- 66A: "Yummy! Here comes your tuna sashimi!"? ("Open wide and say ahi!")
- 76A: Lightsaber-wielding hillbilly of TV? (Jedi Clampett)
- 91A: Invitation to cocktails with pianist Ramsey? (Martini and Lewis) — never heard of this pianist person
- 100A: Rotisserie on a Hawaiian porch (Lanai Turner) — clever
- 118A: Cranky question of the Himalayan trail? ("Are we there, Yeti?") — OK, I like that too. At least half of these answers are funny, which is a very high percentage for this (or any) theme.
- 20A: Overdress, maybe (smother) — wow, that's ... odd. So you are overdressing your kid in the winter? OK.
- 35A: ___ 101, world's tallest building, 2004-07 (Taipei) — did not know that. Tallest building is now in Dubai, as you all know.
- 40A: "___ Means I Love You" (1968 Delfonics hit) — great song. Here's a recent performance:
- 53A: Something under a tired eye, maybe (pouch) — I'm more familiar with BAG. POUCH seems like an effect of aging.
- 73A: It's just below les yeuz (nez) — big help in the otherwise sticky ARNEL / AYS (!?!?) section (55A: Calls of port?)
- 75A: Boston-to-Washington speedster (Acela) — the train, the train!
- 98A: Hoff who wrote and illustrated "Danny and the Dinosaur" (Syd) — also "Sammy the Seal"
- 2D: Blogger's preface (IMHO) — well I never use this, but I got it easily anyway.

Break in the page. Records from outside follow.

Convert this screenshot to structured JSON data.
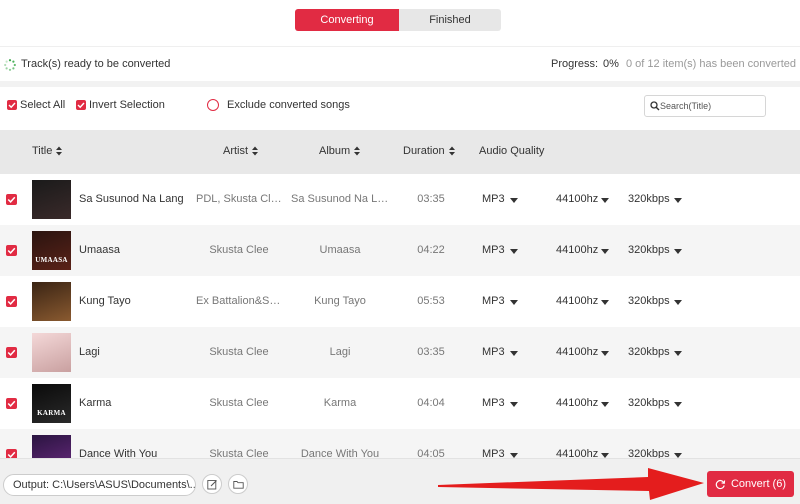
{
  "tabs": [
    {
      "label": "Converting",
      "active": true
    },
    {
      "label": "Finished",
      "active": false
    }
  ],
  "status": {
    "text": "Track(s) ready to be converted",
    "progress_label": "Progress:",
    "progress_value": "0%",
    "progress_detail": "0 of 12 item(s) has been converted"
  },
  "toolbar": {
    "select_all": "Select All",
    "invert_selection": "Invert Selection",
    "exclude_converted": "Exclude converted songs",
    "search_placeholder": "Search(Title)"
  },
  "columns": {
    "title": "Title",
    "artist": "Artist",
    "album": "Album",
    "duration": "Duration",
    "quality": "Audio Quality"
  },
  "tracks": [
    {
      "title": "Sa Susunod Na Lang",
      "artist": "PDL, Skusta Clee",
      "album": "Sa Susunod Na Lang",
      "duration": "03:35",
      "format": "MP3",
      "sample_rate": "44100hz",
      "bitrate": "320kbps",
      "cover_text": ""
    },
    {
      "title": "Umaasa",
      "artist": "Skusta Clee",
      "album": "Umaasa",
      "duration": "04:22",
      "format": "MP3",
      "sample_rate": "44100hz",
      "bitrate": "320kbps",
      "cover_text": "UMAASA"
    },
    {
      "title": "Kung Tayo",
      "artist": "Ex Battalion&Skusta Clee",
      "album": "Kung Tayo",
      "duration": "05:53",
      "format": "MP3",
      "sample_rate": "44100hz",
      "bitrate": "320kbps",
      "cover_text": ""
    },
    {
      "title": "Lagi",
      "artist": "Skusta Clee",
      "album": "Lagi",
      "duration": "03:35",
      "format": "MP3",
      "sample_rate": "44100hz",
      "bitrate": "320kbps",
      "cover_text": ""
    },
    {
      "title": "Karma",
      "artist": "Skusta Clee",
      "album": "Karma",
      "duration": "04:04",
      "format": "MP3",
      "sample_rate": "44100hz",
      "bitrate": "320kbps",
      "cover_text": "KARMA"
    },
    {
      "title": "Dance With You",
      "artist": "Skusta Clee",
      "album": "Dance With You",
      "duration": "04:05",
      "format": "MP3",
      "sample_rate": "44100hz",
      "bitrate": "320kbps",
      "cover_text": ""
    }
  ],
  "bottom": {
    "output": "Output: C:\\Users\\ASUS\\Documents\\...",
    "convert_label": "Convert (6)"
  },
  "colors": {
    "accent": "#e12b43"
  }
}
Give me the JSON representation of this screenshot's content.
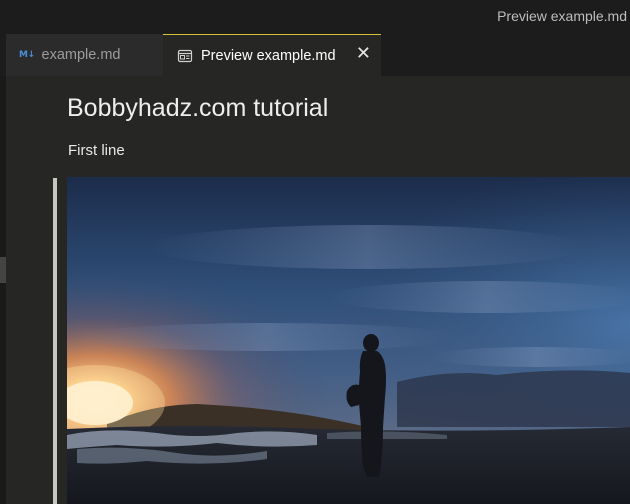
{
  "window": {
    "title": "Preview example.md"
  },
  "tabs": [
    {
      "label": "example.md",
      "icon": "markdown-icon",
      "active": false
    },
    {
      "label": "Preview example.md",
      "icon": "preview-icon",
      "active": true,
      "close_icon": "close-icon",
      "close_glyph": "✕"
    }
  ],
  "markdown_icon_glyph": "M↓",
  "preview": {
    "heading": "Bobbyhadz.com tutorial",
    "paragraph": "First line",
    "image": {
      "description": "silhouette-at-dusk"
    }
  },
  "colors": {
    "accent_tab_border": "#d8c23a",
    "markdown_icon": "#4a8fd8",
    "editor_bg": "#262624"
  }
}
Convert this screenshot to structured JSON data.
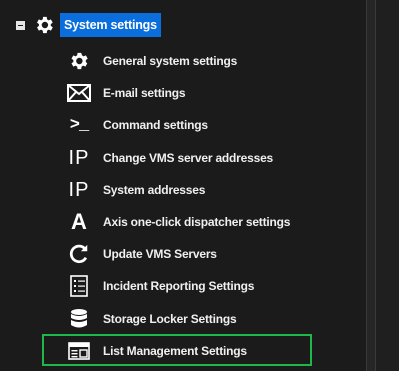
{
  "tree": {
    "root": {
      "label": "System settings",
      "icon": "gear-icon",
      "expanded": true
    },
    "items": [
      {
        "label": "General system settings",
        "icon": "gear-icon"
      },
      {
        "label": "E-mail settings",
        "icon": "envelope-icon"
      },
      {
        "label": "Command settings",
        "icon": "terminal-prompt-icon"
      },
      {
        "label": "Change VMS server addresses",
        "icon": "ip-icon"
      },
      {
        "label": "System addresses",
        "icon": "ip-icon"
      },
      {
        "label": "Axis one-click dispatcher settings",
        "icon": "axis-a-icon"
      },
      {
        "label": "Update VMS Servers",
        "icon": "refresh-icon"
      },
      {
        "label": "Incident Reporting Settings",
        "icon": "report-list-icon"
      },
      {
        "label": "Storage Locker Settings",
        "icon": "database-icon"
      },
      {
        "label": "List Management Settings",
        "icon": "list-window-icon",
        "highlighted": true
      }
    ]
  },
  "colors": {
    "background": "#1b1b1b",
    "selection": "#0a6edc",
    "highlight_border": "#1fb64a",
    "text": "#f0f0f0"
  }
}
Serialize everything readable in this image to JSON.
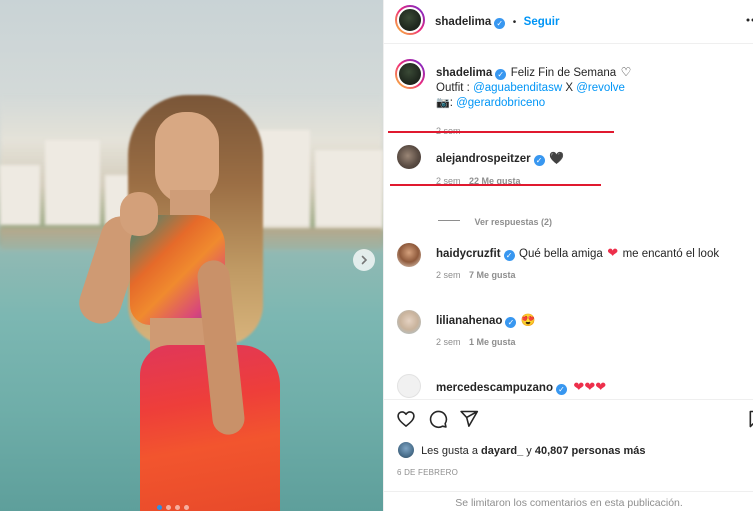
{
  "post": {
    "author": "shadelima",
    "follow_label": "Seguir",
    "dot_separator": "•",
    "caption": {
      "text": "Feliz Fin de Semana",
      "outfit_prefix": "Outfit :",
      "outfit_brand_1": "@aguabenditasw",
      "outfit_sep": "X",
      "outfit_brand_2": "@revolve",
      "camera_emoji": "📷",
      "photo_sep": ":",
      "photographer": "@gerardobriceno",
      "time": "2 sem"
    },
    "carousel": {
      "slide_count": 4,
      "active_index": 0
    }
  },
  "comments": [
    {
      "user": "alejandrospeitzer",
      "verified": true,
      "text": "🖤",
      "time": "2 sem",
      "likes": "22 Me gusta",
      "replies_label": "Ver respuestas (2)"
    },
    {
      "user": "haidycruzfit",
      "verified": true,
      "text_before": "Qué bella amiga",
      "heart": "❤",
      "text_after": "me encantó el look",
      "time": "2 sem",
      "likes": "7 Me gusta"
    },
    {
      "user": "lilianahenao",
      "verified": true,
      "text": "😍",
      "time": "2 sem",
      "likes": "1 Me gusta"
    },
    {
      "user": "mercedescampuzano",
      "verified": true,
      "text": "❤❤❤"
    }
  ],
  "likes_summary": {
    "prefix": "Les gusta a",
    "user": "dayard_",
    "middle": "y",
    "count": "40,807 personas más"
  },
  "date": "6 DE FEBRERO",
  "comments_limited": "Se limitaron los comentarios en esta publicación.",
  "icons": [
    "verified-badge-icon",
    "like-heart-icon",
    "comment-icon",
    "share-icon",
    "save-icon",
    "more-options-icon",
    "next-slide-icon"
  ],
  "colors": {
    "accent": "#0095f6",
    "underline": "#e0192f",
    "heart": "#ed2f4b"
  }
}
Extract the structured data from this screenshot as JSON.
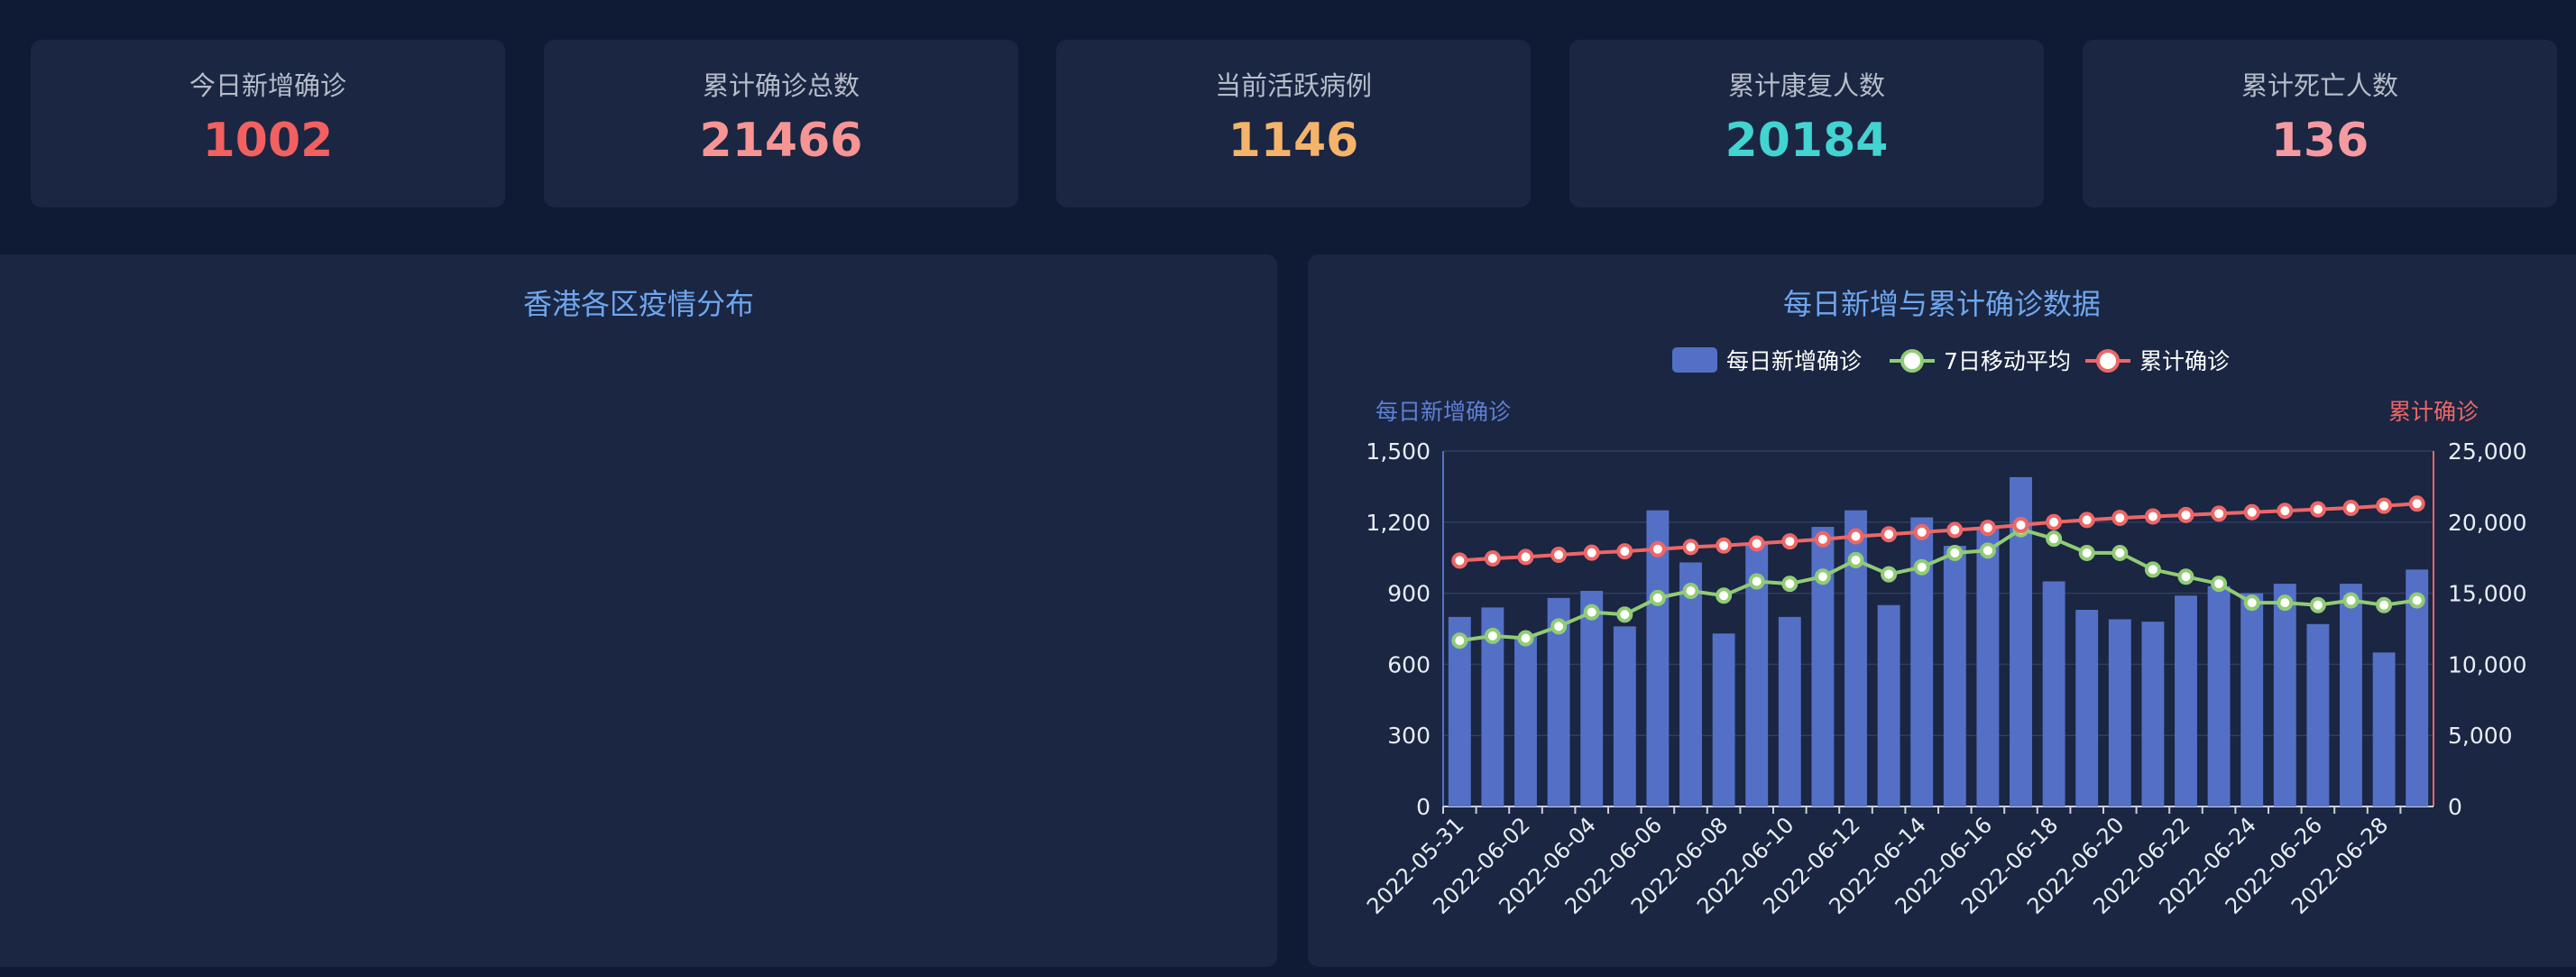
{
  "cards": [
    {
      "label": "今日新增确诊",
      "value": "1002",
      "color": "#f26060"
    },
    {
      "label": "累计确诊总数",
      "value": "21466",
      "color": "#f79494"
    },
    {
      "label": "当前活跃病例",
      "value": "1146",
      "color": "#f4b46a"
    },
    {
      "label": "累计康复人数",
      "value": "20184",
      "color": "#43d3d0"
    },
    {
      "label": "累计死亡人数",
      "value": "136",
      "color": "#f59aa0"
    }
  ],
  "map_panel": {
    "title": "香港各区疫情分布"
  },
  "chart_panel": {
    "title": "每日新增与累计确诊数据"
  },
  "chart_data": {
    "type": "bar",
    "title": "每日新增与累计确诊数据",
    "legend": [
      {
        "name": "每日新增确诊",
        "kind": "bar",
        "color": "#5470c6"
      },
      {
        "name": "7日移动平均",
        "kind": "line",
        "color": "#91cc75"
      },
      {
        "name": "累计确诊",
        "kind": "line",
        "color": "#ee6666"
      }
    ],
    "legend_position": "top-center",
    "ylabel_left": "每日新增确诊",
    "ylabel_right": "累计确诊",
    "ylim_left": [
      0,
      1500
    ],
    "ylim_right": [
      0,
      25000
    ],
    "yticks_left": [
      "0",
      "300",
      "600",
      "900",
      "1,200",
      "1,500"
    ],
    "yticks_right": [
      "0",
      "5,000",
      "10,000",
      "15,000",
      "20,000",
      "25,000"
    ],
    "xtick_labels": [
      "2022-05-31",
      "2022-06-02",
      "2022-06-04",
      "2022-06-06",
      "2022-06-08",
      "2022-06-10",
      "2022-06-12",
      "2022-06-14",
      "2022-06-16",
      "2022-06-18",
      "2022-06-20",
      "2022-06-22",
      "2022-06-24",
      "2022-06-26",
      "2022-06-28"
    ],
    "categories": [
      "2022-05-31",
      "2022-06-01",
      "2022-06-02",
      "2022-06-03",
      "2022-06-04",
      "2022-06-05",
      "2022-06-06",
      "2022-06-07",
      "2022-06-08",
      "2022-06-09",
      "2022-06-10",
      "2022-06-11",
      "2022-06-12",
      "2022-06-13",
      "2022-06-14",
      "2022-06-15",
      "2022-06-16",
      "2022-06-17",
      "2022-06-18",
      "2022-06-19",
      "2022-06-20",
      "2022-06-21",
      "2022-06-22",
      "2022-06-23",
      "2022-06-24",
      "2022-06-25",
      "2022-06-26",
      "2022-06-27",
      "2022-06-28",
      "2022-06-29"
    ],
    "series": [
      {
        "name": "每日新增确诊",
        "axis": "left",
        "type": "bar",
        "values": [
          800,
          840,
          720,
          880,
          910,
          760,
          1250,
          1030,
          730,
          1110,
          800,
          1180,
          1250,
          850,
          1220,
          1100,
          1180,
          1390,
          950,
          830,
          790,
          780,
          890,
          930,
          900,
          940,
          770,
          940,
          650,
          1000
        ]
      },
      {
        "name": "7日移动平均",
        "axis": "left",
        "type": "line",
        "values": [
          700,
          720,
          710,
          760,
          820,
          810,
          880,
          910,
          890,
          950,
          940,
          970,
          1040,
          980,
          1010,
          1070,
          1080,
          1170,
          1130,
          1070,
          1070,
          1000,
          970,
          940,
          860,
          860,
          850,
          870,
          850,
          870
        ]
      },
      {
        "name": "累计确诊",
        "axis": "right",
        "type": "line",
        "values": [
          17300,
          17450,
          17550,
          17700,
          17850,
          17950,
          18100,
          18250,
          18350,
          18500,
          18650,
          18800,
          19000,
          19150,
          19300,
          19450,
          19600,
          19800,
          20000,
          20150,
          20300,
          20400,
          20500,
          20600,
          20700,
          20800,
          20900,
          21000,
          21150,
          21300
        ]
      }
    ]
  }
}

- 4D: Part of Lawrence Welk's intro (a-two!) — I had "AND A..." Other missteps include SALLE for SALON (34D: Art exhibition hall), SAAB for AUDI (36D: Autobahn auto), AIWA for ACER (48D: Taiwanese computer maker), and LILTS for LISPS (100D: Features of Castilian speech).
- 6D: Tract for a tribe, briefly (rez) — like this. Seen it in Sherman Alexie books, and elsewhere, but never in the puzzle.
- 24D: 7'4" N.B.A. star Smits (Rik) — I'd forgotten a. he was that tall, and b. he spelled his name that way. I thought only caroonist DIK Browne had that ridiculous "C"-less spelling.
- 41D: 1960s-'80s Red Sox nickname (Yaz) — source of yet another "Z" — YOWZA! (56D: "Holy cow!")
- 58D: Eye-twisting display (op art) — very common, and easy for me now, but I remember very clearly learning this term from crosswords. Never encountered it in the real world.
- 72D: Lancelot portrayer, 1967 (Nero) — Franco NERO (uh, who?). Enjoy:
- 89D: High-scoring baseball game (slugfest) — favorite non-theme answer of the day, by far.
- 107D: Seat, slangily (ush) — possibly my least favorite ... It's a verb. Unless it's "TUSH" as uttered by someone incapable of saying "T"s.
- @brucery Not very good 27:38 on NYT Sunday Crossword. Great theme, but synthetic fibers, graceful women, and pigtails threw me off.
- @Mabes415 My favorite part of a crossword puzzle is when you realize you know something you didnt think you knew.
- @kristinnoeline In other news, the Friday NYTimes crossword puzzle can go f[*&^] itself.
- @scifri ha - today's NYT crossword puzzle, 6 Down, 3 letters: "Science Friday carrier." wait...I know this.....
- @JonathanAmes i actually completed the wednesday times crossword today. i know this is the most banal thing to mention, but for me it's something.
- @verymarykate Doing a crossword puzzle. 3-letter word for Summer in Nice? Hmm, prolly a typo... They must've meant "summer IS nice" because "Duh" fits.
Signed, Rex Parker, King of CrossWorld
[Follow Rex Parker on Twitter]